From the records, pick out and copy each line containing "value".

Dataset rows for apps and sites:
·····

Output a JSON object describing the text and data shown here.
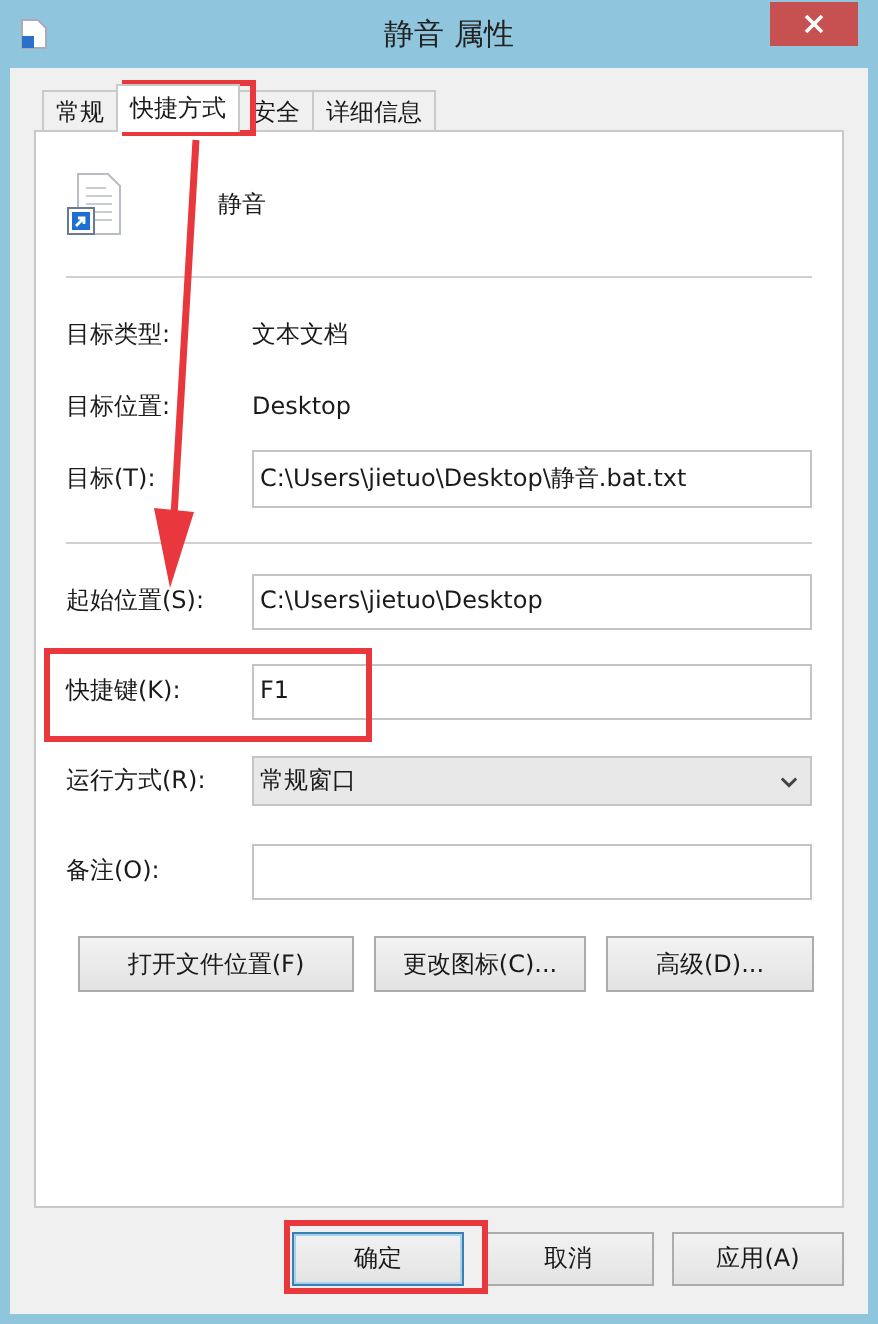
{
  "window": {
    "title": "静音 属性"
  },
  "tabs": [
    {
      "label": "常规",
      "selected": false
    },
    {
      "label": "快捷方式",
      "selected": true
    },
    {
      "label": "安全",
      "selected": false
    },
    {
      "label": "详细信息",
      "selected": false
    }
  ],
  "shortcut": {
    "name": "静音"
  },
  "info_rows": [
    {
      "label": "目标类型:",
      "value": "文本文档"
    },
    {
      "label": "目标位置:",
      "value": "Desktop"
    }
  ],
  "target": {
    "label": "目标(T):",
    "value": "C:\\Users\\jietuo\\Desktop\\静音.bat.txt"
  },
  "fields": [
    {
      "kind": "text",
      "label": "起始位置(S):",
      "value": "C:\\Users\\jietuo\\Desktop"
    },
    {
      "kind": "text",
      "label": "快捷键(K):",
      "value": "F1"
    },
    {
      "kind": "select",
      "label": "运行方式(R):",
      "value": "常规窗口"
    },
    {
      "kind": "text",
      "label": "备注(O):"
    }
  ],
  "action_buttons": [
    "打开文件位置(F)",
    "更改图标(C)...",
    "高级(D)..."
  ],
  "dialog_buttons": [
    {
      "label": "确定",
      "default": true
    },
    {
      "label": "取消",
      "default": false
    },
    {
      "label": "应用(A)",
      "default": false
    }
  ]
}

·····

PROBLEM SOLUTION:
      "value": "文本文档"
      "value": "Desktop"
    "value": "C:\\Users\\jietuo\\Desktop\\静音.bat.txt"
      "value": "C:\\Users\\jietuo\\Desktop"
      "value": "F1"
      "value": "常规窗口"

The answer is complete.